The emergence yet again of a Left group within the Janatha Vimukthi Peramuna (JVP) shows that the strong desire on the part of youth to engage in politics, the desire to appear and shine in the public realm and thus display one’s excellence to the world, cannot be suppressed even under most challenging circumstances.
We need to view positively that this group claims that it is interested in, resisting neo-liberalism, promoting socialism and bringing the alienated ethnic minorities, Tamil community in particular, into the fold of the nation.
These are positions in line with the prevalent political interests of the community. Mahinda Chinthana Idiri Dekma states that the Sri Lankan people have rejected neo-liberalism. Hence, shouldn’t it be appreciated that these youth have come forward to assert the same position? The idea of socialism is entrenched in Sri Lankan society. Gunadasa Amarasekera, the founder of Jathika Chinthanaya, claims that Sri Lanka has inherited socialist views from Buddhist thinking. It is plausible that Amarasekera’s view, that this was a reason for socialist ideology that came from the West to get entrenched here, is true. It is understandable if those who believe that the idea of socialism had disappeared from this country get perturbed by the rumblings within the JVP. Not only the Marxist and Trotskyite parties but even the Sri Lanka Freedom Party (SLFP) belongs in the left tradition of the country. This is manifested in that several times the SLFP formed coalition governments with left parties, the JVP itself being a partner in the previous SLFP regime led by Chandrika Kumaratunga. Winning over the ethnic minorities into the fold of the nation is a principle accepted by the present government as well. Hence, can we accuse our youth of taking those ideas seriously?
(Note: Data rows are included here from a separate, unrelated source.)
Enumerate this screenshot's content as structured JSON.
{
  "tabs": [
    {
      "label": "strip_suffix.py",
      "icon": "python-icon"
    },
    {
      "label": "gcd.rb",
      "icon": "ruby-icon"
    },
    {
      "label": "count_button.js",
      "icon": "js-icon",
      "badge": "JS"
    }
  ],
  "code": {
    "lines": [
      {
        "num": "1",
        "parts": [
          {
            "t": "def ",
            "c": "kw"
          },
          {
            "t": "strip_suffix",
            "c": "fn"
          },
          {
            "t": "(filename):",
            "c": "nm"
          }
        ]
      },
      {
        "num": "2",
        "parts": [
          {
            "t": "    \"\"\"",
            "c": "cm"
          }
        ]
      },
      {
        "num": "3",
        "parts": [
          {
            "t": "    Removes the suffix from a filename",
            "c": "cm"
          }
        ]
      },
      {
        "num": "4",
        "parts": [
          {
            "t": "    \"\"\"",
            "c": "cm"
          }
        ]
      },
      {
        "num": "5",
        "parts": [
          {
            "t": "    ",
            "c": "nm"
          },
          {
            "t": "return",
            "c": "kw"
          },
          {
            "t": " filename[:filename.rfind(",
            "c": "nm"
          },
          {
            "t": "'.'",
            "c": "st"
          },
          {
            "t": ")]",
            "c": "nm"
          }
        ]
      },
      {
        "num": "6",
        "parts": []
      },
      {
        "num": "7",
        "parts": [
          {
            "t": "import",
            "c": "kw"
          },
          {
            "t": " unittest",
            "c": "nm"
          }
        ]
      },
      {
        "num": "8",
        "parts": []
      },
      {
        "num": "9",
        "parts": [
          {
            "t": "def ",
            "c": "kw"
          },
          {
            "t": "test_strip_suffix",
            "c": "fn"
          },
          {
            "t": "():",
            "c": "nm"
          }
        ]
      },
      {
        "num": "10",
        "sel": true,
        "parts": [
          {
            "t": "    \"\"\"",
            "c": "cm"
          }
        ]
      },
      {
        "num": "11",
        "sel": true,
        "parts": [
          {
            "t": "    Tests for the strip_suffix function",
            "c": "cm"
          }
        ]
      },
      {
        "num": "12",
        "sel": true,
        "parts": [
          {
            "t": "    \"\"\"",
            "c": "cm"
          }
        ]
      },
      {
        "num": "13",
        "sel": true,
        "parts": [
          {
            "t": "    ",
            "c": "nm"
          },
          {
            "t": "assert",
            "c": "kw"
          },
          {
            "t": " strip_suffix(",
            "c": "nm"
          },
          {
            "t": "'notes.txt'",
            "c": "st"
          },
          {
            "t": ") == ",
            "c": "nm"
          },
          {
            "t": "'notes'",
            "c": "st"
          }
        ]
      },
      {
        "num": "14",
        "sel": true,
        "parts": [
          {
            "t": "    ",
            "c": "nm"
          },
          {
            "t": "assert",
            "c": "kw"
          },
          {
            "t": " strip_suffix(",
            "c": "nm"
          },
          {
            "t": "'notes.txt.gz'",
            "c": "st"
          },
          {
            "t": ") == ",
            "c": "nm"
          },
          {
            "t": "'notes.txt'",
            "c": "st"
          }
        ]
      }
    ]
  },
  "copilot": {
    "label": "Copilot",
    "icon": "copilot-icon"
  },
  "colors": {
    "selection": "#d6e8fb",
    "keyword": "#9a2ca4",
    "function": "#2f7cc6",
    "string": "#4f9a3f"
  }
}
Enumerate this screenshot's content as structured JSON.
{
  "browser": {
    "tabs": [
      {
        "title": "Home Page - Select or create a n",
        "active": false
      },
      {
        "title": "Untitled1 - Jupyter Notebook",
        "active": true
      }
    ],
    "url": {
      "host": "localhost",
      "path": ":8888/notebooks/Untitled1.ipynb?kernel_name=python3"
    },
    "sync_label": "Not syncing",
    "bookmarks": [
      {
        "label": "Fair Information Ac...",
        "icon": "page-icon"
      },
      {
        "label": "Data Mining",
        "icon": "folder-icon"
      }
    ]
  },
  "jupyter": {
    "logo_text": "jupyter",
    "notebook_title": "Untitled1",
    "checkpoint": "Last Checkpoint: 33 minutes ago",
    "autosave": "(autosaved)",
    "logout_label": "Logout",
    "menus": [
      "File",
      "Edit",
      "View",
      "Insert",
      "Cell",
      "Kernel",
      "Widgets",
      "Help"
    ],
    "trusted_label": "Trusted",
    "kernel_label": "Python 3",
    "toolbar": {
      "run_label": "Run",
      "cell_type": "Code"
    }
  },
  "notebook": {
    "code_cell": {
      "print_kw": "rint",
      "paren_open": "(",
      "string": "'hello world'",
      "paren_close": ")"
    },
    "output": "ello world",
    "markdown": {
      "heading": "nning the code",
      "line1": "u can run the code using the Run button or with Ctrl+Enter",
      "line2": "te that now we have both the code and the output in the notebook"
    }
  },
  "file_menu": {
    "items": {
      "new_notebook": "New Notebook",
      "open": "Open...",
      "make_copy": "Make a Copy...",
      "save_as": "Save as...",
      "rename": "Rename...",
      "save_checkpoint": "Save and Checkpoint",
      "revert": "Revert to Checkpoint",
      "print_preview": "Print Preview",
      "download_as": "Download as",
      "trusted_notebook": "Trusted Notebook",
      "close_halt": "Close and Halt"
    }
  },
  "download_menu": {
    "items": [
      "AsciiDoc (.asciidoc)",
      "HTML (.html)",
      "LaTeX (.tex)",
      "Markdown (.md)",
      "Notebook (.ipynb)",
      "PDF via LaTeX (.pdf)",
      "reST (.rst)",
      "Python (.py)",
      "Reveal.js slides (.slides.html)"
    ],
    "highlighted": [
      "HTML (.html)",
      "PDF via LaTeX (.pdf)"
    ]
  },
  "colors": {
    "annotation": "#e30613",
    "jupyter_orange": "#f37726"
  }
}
The desire on the part of the New Left of the JVP to reassert such positions manifests humanist qualities that have been cultivated in them by society. It gives us some hope that at a time like this when values of self interest seem to dominate the mind of the average young person who is guided to improve his or her lot individually competing for higher living standards in a globalised economy, such a sense of collective responsibility is still left among the youth of our society. That these youth are committed to put into practice for the common good, political ideas they have developed from their inheritance shows their courage. Shouldn’t we encourage our youth to cultivate such qualities more and more?
Sri Lankan polity is in dire need of a strong opposition. In this regard the existing mainstream political parties including the JVP have failed miserably in their duty. Short of waiting for, the present regime to grow in unpopularity and, the opportunity for a regime change to fall into their lap, the opposition in general has not done much to develop a strong critique of government policies in how they affect the well being of the nation and its populace. The voice of the New Left of the JVP manifests this desire on the part of the public, especially the youth, for such a critique.
The New Left of the JVP seems to have a following of rural and urban youth who are in search of new critical thinking in the face of globally and locally changing fortunes of the Left. Political parties of the traditional Sri Lankan left have not been able to develop critical thinking on the role of the Left in the aftermath of the collapse of the socialist bloc. The responsibility of filling this vacuum generally fell on either individuals who are within or outside the traditional left parties or new groups outside them. The JVP which has been Maoist in its outlook from its inception also has not been known to have developed a critique of traditional left ideology except to come up with the idea of social democracy. It is to the credit of the New Left of the JVP that through various publications of the youth and student sections of the party, they have been trying to engage new thinking on the Left thus creating a space for youth to democratically engage in politics.
In challenging the leadership of their party the New Left seems to claim to act to prevent the JVP from becoming yet another bourgeois party. The point seems to be that if the JVP is to continue to preserve its mass base representing the political aspirations of the rural and urban lower classes that it stands for, it has to be liberated from bourgeoisification.
That this group in challenging the conservative leadership of the JVP has acted in a manner that allows them to unleash the law against the former has created a situation unfavourable to them. But it is reasonable to believe that even without such provocation the conservative leadership of the JVP, in order to protect its grip on the party, would have invited state repression on the Left group.
The manner in which the state media behaves and the hand of the state apparatus moves show that the state considers the Left group of the JVP as a serious threat to itself and is getting ready to suppress it.
But, from the perspective of the country, the wise thing to do is to encourage, and provide opportunities for the members of this Left group of the JVP to come out in the public realm and freely engage in political activities. Because, to engage in politics, is a serious necessity of life for young men and women of all classes who wish to conquer the world, especially those who come from lower classes of society in countries like ours. The opportunity to appear and act in the public realm should be there not only for the chidden of the elite and the wealthy classes but also for those of the poor. Youth would rebel only when the opportunity to appear in the public realm is blocked to them. It is when this space is provided to them that they can participate in the act of changing the world, seek to renew the world in a manner that would preserve both themselves and the world. The truth of the above claim can be verified by examining the social locations and statues of the majority of those leaders of the 1971 JVP rebellion who reached for the heights in various spheres of public life.